Square

The Walking Dead became the surprise hit of 2012 when it received rave reviews from critics and gamers alike. To add to its success, the downloadable title was rewarded with numerous awards for best game, best character design and more, so it came as no surprise when Telltale Games announced a sequel. Fast forward a year and the first episode of the highly-anticipated second series, “All That Remains”, is now available to download.

For those unfamiliar with the series, The Walking Dead combines point-and-click with elements of an adventure game. The second series follows directly on from the last, with Clementine (a young girl) struggling to survive day-to-day life during the zombie apocalypse.

Even from the game’s opening scenes, it’s evident that Telltale Games have once again focused on character development, and rightly so. Every decision players make has an effect on a character or situation within the game. What seem like irrelevant decisions can have a snowball effect and ultimately lead to the death of a character. It’s what made the first series so brilliant and has been retained for the second series.

Each choice is recorded and can be compared to fellow gamers’ choices through online leaderboards. It’s a welcome inclusion that allows the player to see whether they’re as cold-hearted or as compassionate as they thought.

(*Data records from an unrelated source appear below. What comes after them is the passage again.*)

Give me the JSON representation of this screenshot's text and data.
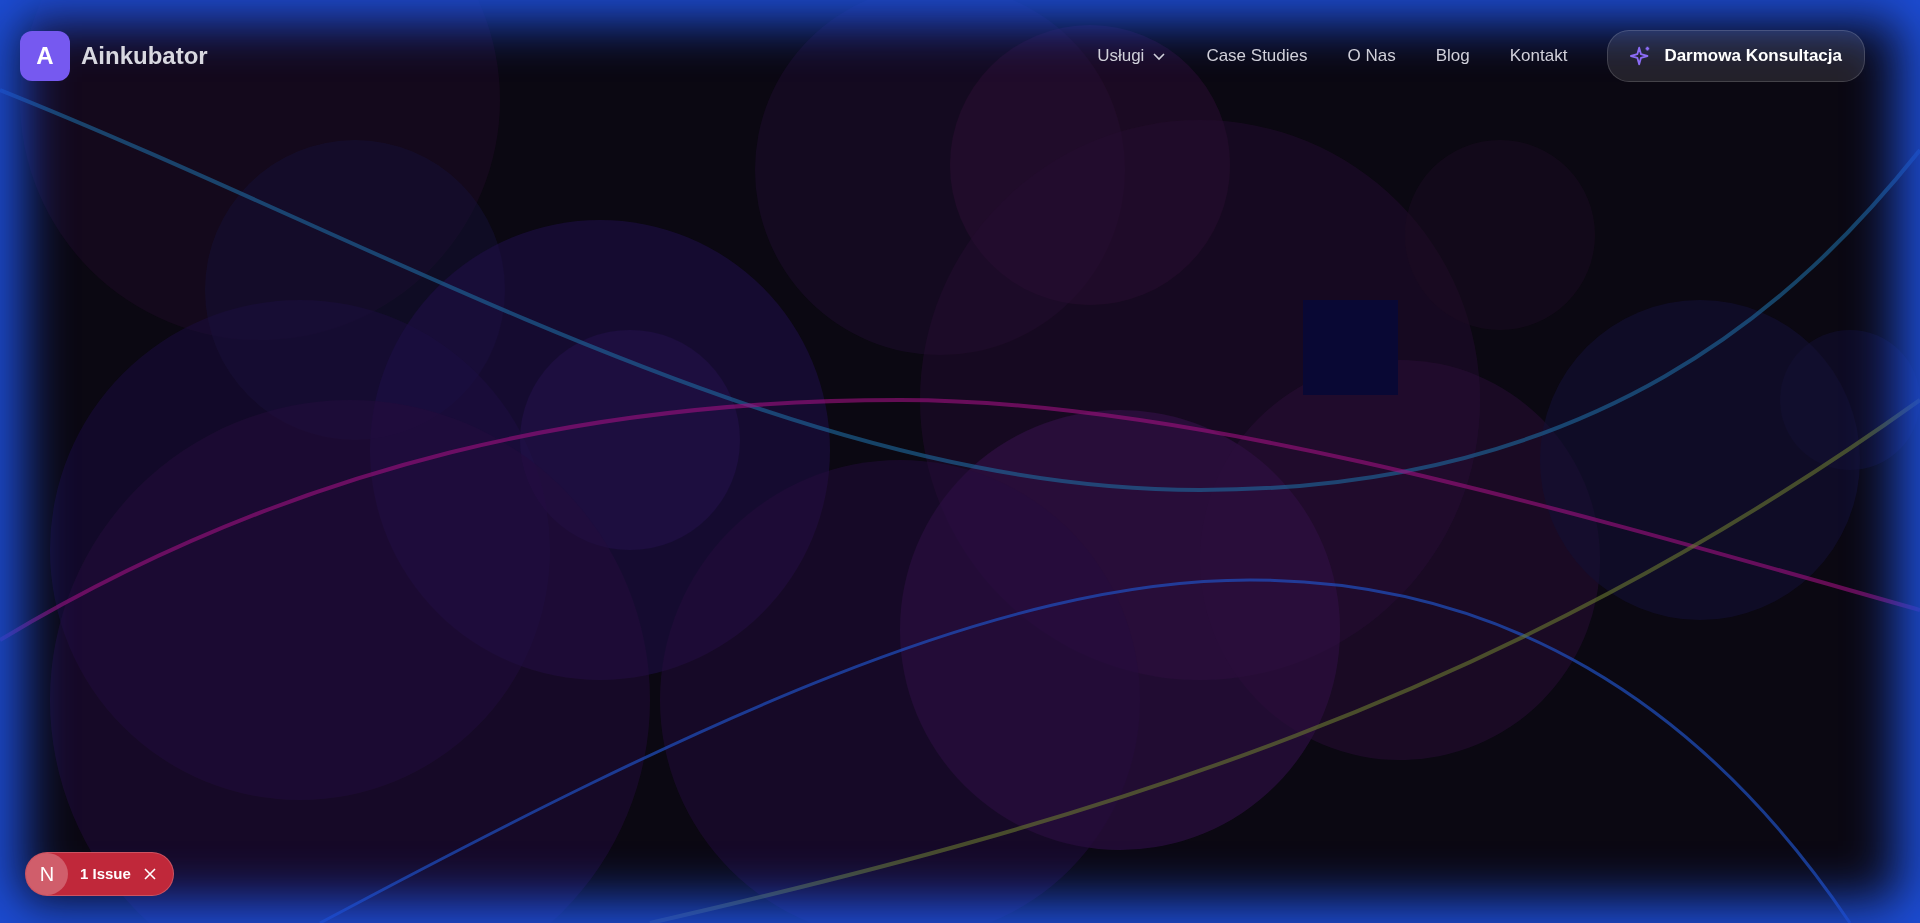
{
  "logo": {
    "letter": "A",
    "name": "Ainkubator"
  },
  "nav": [
    {
      "label": "Usługi",
      "kind": "dropdown"
    },
    {
      "label": "Case Studies",
      "kind": "link"
    },
    {
      "label": "O Nas",
      "kind": "link"
    },
    {
      "label": "Blog",
      "kind": "link"
    },
    {
      "label": "Kontakt",
      "kind": "link"
    }
  ],
  "cta": {
    "label": "Darmowa Konsultacja"
  },
  "issue_badge": {
    "letter": "N",
    "label": "1 Issue"
  }
}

Whereas quick-time events played a small role in the predecessor, they’re a lot more common in the latest instalment. Repeatedly tapping buttons and pressing the corresponding directions on the thumbstick are regular features in the latest episode; encouraging players to stay more alert to the goings-on. While this may not be ideal for some gamers, the quick-time events don’t take too much away from the core gameplay.

The first episode in the series, titled “All That Remains”, is an excellent introduction to the new series. However, the slow pace of the episode gives off the constant feeling that the developer are holding back, saving the real drama and the excitement for later episodes.

Apart from the slight tweak to the user interface, the graphics remain pretty much the same. Considering the series is based on the comic books of the same name, it only seems right that The Walking Dead contains comic book visuals, which have once again been brilliantly pulled off.

Another returning feature is the game’s bugs, which Telltale Games have failed to iron out. The persistent frame rate drops, flickering foliage and animation blips can be incredibly distracting, which comes as a disappointment considering the title manages to excel in every other area.

Finally, the first episode can be completed in under an hour and a half. This may come as a disappointment to gamers who want to get their money’s worth from the title, which contains little in the way of replayability. However, this is a series which opts for quality over quantity, something that shouldn’t be overlooked.